But, the Army's quest for low-cost, responsive space support cannot be realized without inexpensive launch. Swords is designed to address that. In this program, the Army hopes to reduce the price to $1.8 million per launch, including range cost, by making use of commercial grade materials, not aerospace-grade components. And, the design will employ a Tridyne pressure-fed engine, bypassing the need for a turbopump. The concept calls for a “ship-and-shoot” capability that could operate from nearly anywhere with a concrete slab, and the mobile launcher is designed to be transportable by a C-130 cargo hauler.
Ideally, the Army would like a small arsenal of these satellites and launchers in the event of a pop-up crisis, such as the Libya operation in 2011, or an outage of an existing satellite in orbit.
In years past, the Army eschewed such concepts because the price of entry to space was high; but a reduced price could allow for the service to view satellites in low Earth orbit much like an extension of their tactical unmanned aircraft fleet, which can relay communications or collect intelligence.
Meanwhile, the Air Force has proposed closing its Operationally Responsive Space (ORS) office, which was formed at the behest of a Congress eager to prompt the service to develop smaller satellites and launchers on significantly reduced timelines and cost. Lawmakers are now discussing the proposal in the fiscal 2013 budget. Lt. Gen. John Hyten, vice chief of Air Force Space Command, says the service has infused the precepts of ORS into its satellite program offices, eliminating the need for a separate organization to champion them. “There will be a role for smaller satellites” that can be launched more quickly, he tells Aviation Week during an interview here. Procurement mishaps in developing such constellations as the Lockheed Martin Advanced Extremely High Frequency (AEHF) protected satcom system and Space-Based Infrared System (Sbirs) ballistic missile detector have given the service a “black eye,” he says. “We have to prove ourselves in the programs we have” before earning the credibility to move forward with major new concepts.

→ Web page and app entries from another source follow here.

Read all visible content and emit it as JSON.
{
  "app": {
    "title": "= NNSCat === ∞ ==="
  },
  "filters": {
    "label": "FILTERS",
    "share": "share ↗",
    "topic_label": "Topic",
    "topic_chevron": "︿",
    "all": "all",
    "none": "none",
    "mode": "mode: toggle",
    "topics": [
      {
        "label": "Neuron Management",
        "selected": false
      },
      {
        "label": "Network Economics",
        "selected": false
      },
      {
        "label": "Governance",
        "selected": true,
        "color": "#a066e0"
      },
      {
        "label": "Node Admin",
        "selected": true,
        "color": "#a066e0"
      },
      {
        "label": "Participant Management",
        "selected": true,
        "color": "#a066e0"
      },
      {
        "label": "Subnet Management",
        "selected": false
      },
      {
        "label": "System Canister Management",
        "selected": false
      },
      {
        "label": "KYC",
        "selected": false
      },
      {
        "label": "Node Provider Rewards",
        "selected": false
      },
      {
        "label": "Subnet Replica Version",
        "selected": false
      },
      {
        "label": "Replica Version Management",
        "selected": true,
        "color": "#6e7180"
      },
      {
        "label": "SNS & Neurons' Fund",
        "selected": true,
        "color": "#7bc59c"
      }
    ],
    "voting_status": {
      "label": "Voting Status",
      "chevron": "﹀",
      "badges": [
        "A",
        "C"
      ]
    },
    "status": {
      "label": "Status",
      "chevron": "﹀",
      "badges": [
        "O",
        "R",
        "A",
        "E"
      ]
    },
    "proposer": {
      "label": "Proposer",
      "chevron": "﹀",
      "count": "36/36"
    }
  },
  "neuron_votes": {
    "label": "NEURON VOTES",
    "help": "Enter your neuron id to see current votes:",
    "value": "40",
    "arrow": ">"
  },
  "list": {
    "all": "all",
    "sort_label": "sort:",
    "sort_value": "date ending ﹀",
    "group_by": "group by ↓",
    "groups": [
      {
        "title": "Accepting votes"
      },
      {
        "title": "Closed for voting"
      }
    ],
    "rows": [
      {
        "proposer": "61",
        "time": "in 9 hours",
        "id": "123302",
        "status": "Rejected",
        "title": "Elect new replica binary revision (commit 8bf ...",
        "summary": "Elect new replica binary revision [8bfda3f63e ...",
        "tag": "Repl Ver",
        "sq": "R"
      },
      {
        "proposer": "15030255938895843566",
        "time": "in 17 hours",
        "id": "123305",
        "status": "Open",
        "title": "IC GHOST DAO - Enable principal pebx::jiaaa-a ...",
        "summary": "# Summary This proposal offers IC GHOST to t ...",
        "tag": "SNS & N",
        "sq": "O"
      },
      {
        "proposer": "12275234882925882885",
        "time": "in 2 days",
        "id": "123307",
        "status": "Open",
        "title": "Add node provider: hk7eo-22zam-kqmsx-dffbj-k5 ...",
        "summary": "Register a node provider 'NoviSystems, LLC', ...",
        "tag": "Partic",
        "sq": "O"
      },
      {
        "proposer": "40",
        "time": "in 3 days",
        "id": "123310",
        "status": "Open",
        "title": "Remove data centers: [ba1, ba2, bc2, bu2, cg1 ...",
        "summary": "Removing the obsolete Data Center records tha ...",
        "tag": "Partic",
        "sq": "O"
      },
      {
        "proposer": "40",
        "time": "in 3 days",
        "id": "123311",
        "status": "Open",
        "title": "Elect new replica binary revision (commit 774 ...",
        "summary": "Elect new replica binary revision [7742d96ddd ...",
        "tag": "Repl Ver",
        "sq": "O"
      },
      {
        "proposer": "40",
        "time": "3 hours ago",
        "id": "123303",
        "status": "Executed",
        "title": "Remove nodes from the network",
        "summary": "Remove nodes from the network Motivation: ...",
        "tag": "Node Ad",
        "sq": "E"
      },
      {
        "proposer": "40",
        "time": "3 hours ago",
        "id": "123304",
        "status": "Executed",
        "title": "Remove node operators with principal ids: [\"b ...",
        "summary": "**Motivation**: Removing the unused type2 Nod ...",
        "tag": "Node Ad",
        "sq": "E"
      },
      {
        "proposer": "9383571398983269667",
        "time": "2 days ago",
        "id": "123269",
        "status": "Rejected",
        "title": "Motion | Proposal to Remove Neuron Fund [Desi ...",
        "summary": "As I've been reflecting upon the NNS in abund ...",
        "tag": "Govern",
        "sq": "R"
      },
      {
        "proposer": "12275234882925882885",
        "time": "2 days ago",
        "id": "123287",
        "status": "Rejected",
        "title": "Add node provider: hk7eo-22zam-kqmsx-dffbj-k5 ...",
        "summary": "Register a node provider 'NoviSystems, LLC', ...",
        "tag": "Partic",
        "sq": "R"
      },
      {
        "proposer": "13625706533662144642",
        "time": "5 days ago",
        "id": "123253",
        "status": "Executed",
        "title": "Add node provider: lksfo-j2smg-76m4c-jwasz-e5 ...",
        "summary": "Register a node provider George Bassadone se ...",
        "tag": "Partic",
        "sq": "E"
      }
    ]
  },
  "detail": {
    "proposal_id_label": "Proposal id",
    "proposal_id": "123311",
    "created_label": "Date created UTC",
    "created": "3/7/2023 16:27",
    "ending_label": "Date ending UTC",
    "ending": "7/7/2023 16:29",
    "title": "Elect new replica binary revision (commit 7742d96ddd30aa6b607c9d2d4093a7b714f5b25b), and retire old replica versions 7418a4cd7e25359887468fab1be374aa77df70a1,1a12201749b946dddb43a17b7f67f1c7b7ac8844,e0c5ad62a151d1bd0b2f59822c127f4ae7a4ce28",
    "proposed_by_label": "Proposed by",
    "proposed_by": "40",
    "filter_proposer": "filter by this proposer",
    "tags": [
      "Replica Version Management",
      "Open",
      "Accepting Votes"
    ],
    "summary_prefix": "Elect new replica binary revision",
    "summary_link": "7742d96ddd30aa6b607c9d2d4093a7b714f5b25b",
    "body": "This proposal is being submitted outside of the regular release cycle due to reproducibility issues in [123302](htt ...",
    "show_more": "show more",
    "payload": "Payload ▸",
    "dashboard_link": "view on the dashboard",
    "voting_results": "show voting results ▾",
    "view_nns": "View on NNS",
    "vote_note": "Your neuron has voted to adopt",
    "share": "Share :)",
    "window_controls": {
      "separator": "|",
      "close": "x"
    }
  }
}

In the meantime, however, the Air Force is studying how to implement a “disaggregation” strategy for its constellations, a concept that calls for spreading resources to reduce the reliance on a few high-value satellites in a constellation. This is useful in the event of an attack on space assets—kinetic or otherwise—and would also act as insurance against an in-orbit malfunction.
The nearest-term constellation suitable for disaggregation is likely the Milstar/AEHF protected communications system. The systems onboard the AEHF satellites now being lofted 23,000 mi. into geosynchronous orbit are all designed to the highest standards of surviving the fallout of a nuclear explosion. Hyten notes that special operators are “carrying the nuclear survivability requirement” as they use large antennas to tap into the system (owing to the high satellite altitude) for communications in the Middle East, for example. If smaller satellites suitable for covert communications were lofted into a lower orbit, these soldiers could carry smaller radios and still achieve the service they need.
“AEHF [satellites] don't have to be as big or as complicated as they are today,” Hyten says. Through a disaggregation strategy, nuclear-hardened, command-and-control payloads could still reside on buses in geosynchronous orbit, while more tactical, augmenting payloads could orbit independently, he says.
Disaggregation is also being eyed for other satellite communications constellations as well as for the missile-warning system now in orbit. The Air Force is already committed to buying six AEHF and Sbirs satellites, so decisions on shifting to a new constellation are not needed immediately. Most likely, these decisions will be made in about two years, when the Pentagon assembles the Fiscal 2016 budget.
Hyten also notes that disaggregation could be employed to field some navigation payloads to reduce the instances of reduced GPS signals for soldiers in large cities or mountainous regions, areas that lack a line of sight to four GPS satellites simultaneously.